THE bear is depressed. He spends his day lying on the ground of his cage. He is nine years old and could easily live to over 50. His mother a distant memory, he has never seen another bear.
This is Oscar. Rather like the whale, his body is covered with thick layers of fat to cope with the extreme cold of his native Himalayas – but Oscar lives in the middle of the Free State and may never see snow in his life.
Originally Oscar belonged to a man who kept a variety of animals including Bengal Tigers. Then he became tired of Oscar – bears weren’t really his thing, the man decided. Big cats were more suitable.
So Oscar was bought by Joe Regal, Free State farmer, taxidermist and guest house owner. He bought Oscar after his old bear, acquired from a zoo, died aged 54.
‘A bear is nice to have’, Regal said. ‘I keep it because I love animals.’
He also has baboons and other animals for guests to admire. ‘They can go for a walk and see the animals in their cages. It’s something more than other guest houses offer.’
In November 2009 Maria Hanger visited Regal’s farm and ‘an incident’, as everyone involved now refers to it, took place: Hanger was injured by the bear on her lower right arm and hand; she lost one finger and part of another.
When Hanger sued for damages in the high court, Bloemfontein, the court had first to decide whether Regal was liable before considering whether she should be awarded compensation.
Hanger initially said she never touched the jackal-proof wire fencing around the iron bars of the cage. In its judgment the court said she appeared at first to claim that the bear put its mouth through the wire fencing and bit her hand, pulling her hand and arm through the fencing. According to this version, Regal was negligent because the fencing wasn’t safe enough.
But during cross-examination Hanger agreed there was no way the bear could push its mouth through the wire. In addition, a witness who was with Hanger directly contradicted Hanger’s version.
The court heard from a top Free State nature conservation officer that Regal had the right permits. He had been to inspect the bear several times but had never expressed the view that the cage was inadequate to ensure public safety.
There was also no evidence that Regal should have foreseen that a ‘grown-up person’ who admitted to knowing that the bear was dangerous and could injure her, would, after being specifically warned, still allow her fingers to protrude into the bear’s cage’ while, on her own version, the bear was sitting very close to the fence where her protruding fingers would have been in easy reach of his mouth.

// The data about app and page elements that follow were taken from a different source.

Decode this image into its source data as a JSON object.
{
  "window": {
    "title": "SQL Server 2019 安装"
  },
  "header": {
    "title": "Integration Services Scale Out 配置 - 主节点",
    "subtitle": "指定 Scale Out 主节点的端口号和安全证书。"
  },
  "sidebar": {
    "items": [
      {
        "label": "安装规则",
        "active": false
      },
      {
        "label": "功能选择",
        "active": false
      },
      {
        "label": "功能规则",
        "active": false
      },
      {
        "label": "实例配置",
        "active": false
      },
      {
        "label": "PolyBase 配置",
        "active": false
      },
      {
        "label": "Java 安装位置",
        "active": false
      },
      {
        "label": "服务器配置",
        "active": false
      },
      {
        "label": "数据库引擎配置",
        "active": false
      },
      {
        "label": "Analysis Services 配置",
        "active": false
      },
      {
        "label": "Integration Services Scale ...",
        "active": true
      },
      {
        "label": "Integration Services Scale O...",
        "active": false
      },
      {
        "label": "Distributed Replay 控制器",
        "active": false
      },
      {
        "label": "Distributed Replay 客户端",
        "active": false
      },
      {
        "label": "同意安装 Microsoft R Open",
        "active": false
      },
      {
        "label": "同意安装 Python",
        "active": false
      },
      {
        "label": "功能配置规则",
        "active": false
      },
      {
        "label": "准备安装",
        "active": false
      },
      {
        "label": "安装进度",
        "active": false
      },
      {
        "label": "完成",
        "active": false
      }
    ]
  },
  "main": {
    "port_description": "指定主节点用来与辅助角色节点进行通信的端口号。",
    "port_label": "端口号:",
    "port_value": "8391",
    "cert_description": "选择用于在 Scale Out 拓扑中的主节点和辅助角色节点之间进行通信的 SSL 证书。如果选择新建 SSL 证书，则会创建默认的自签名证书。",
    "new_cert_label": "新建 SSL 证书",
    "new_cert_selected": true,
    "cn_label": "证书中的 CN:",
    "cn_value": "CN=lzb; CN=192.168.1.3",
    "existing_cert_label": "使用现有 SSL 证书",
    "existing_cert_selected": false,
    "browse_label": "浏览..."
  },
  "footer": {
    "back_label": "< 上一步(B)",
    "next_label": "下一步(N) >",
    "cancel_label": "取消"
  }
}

The court concluded that Hanger failed to put up evidence on which a reasonable court could find that Regal was negligent. This meant he was also not liable to pay her compensation, and her claim was dismissed.
‘The incident’ caused his wife a nervous breakdown, Regal said this week, and they decided not to keep the bear. The animal is now with HART – Helping Animals Recover from Trauma – a wildlife rehabilitation centre near Kroonstad. MD of Hart, Dr Yvette Pozyn, said they were concerned about Oscar, as they have named the bear.
‘The incident’ was not Oscar’s fault, she said. Referring to the finding that Hanger’s hands were close to the cage Pozyn said: ‘You don’t behave like this round wild animals.’
‘You use common sense. You never go up to a wild animal. Never, never, never.’
She said Oscar had no-one to socialise with. ‘He is highly intelligent and he thrives on human attention. But he is clearly depressed and lonely and he just lies there. It’s a very sad thing.’
‘We have contacted all the zoos in South Africa, but without success. They are all moving away from exotic animals and are keeping indigenous animals instead.’
Pozyn said they still hoped there would be a happy-ever-after story for Oscar, as they were trying to find him a sanctuary in India. Hart was being ultra-careful about re-homing him, however, and would under no circumstances allow him to go to a private collector or to a situation where he could be forced into bear-baiting or fighting against dogs – the fate of many Himalayan black bears in their original native area.